When a line in the listing below contains the word "subtitle", return a copy of that line.

▸ **RECORDS FOR THIS EXERCISE**:
[Start of Attachment]

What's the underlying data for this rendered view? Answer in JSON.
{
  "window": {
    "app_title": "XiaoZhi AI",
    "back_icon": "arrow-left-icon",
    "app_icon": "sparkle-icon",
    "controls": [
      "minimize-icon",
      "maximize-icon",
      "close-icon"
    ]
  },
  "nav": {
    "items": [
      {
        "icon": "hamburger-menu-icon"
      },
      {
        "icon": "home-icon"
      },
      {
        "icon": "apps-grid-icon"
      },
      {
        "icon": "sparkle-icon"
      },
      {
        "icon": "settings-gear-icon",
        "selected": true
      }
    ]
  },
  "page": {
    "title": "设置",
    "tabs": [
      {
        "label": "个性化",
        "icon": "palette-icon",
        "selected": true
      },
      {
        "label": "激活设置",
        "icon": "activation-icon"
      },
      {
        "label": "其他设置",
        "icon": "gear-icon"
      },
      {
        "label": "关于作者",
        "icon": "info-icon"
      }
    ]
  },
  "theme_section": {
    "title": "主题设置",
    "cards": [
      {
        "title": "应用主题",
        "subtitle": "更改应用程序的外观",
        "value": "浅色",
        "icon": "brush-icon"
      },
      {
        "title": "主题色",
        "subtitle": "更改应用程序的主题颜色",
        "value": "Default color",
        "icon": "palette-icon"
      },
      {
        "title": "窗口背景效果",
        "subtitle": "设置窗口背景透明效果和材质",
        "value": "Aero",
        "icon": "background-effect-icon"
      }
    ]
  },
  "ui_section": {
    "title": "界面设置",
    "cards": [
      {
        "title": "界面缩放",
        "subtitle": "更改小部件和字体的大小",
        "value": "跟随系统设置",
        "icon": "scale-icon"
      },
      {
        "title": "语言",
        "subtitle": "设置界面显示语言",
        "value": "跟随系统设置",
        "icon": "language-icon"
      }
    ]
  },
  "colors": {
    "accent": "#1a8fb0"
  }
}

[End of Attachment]

▸ **THE COMPLETED TASK**:
        "subtitle": "更改应用程序的外观",
        "subtitle": "更改应用程序的主题颜色",
        "subtitle": "设置窗口背景透明效果和材质",
        "subtitle": "更改小部件和字体的大小",
        "subtitle": "设置界面显示语言",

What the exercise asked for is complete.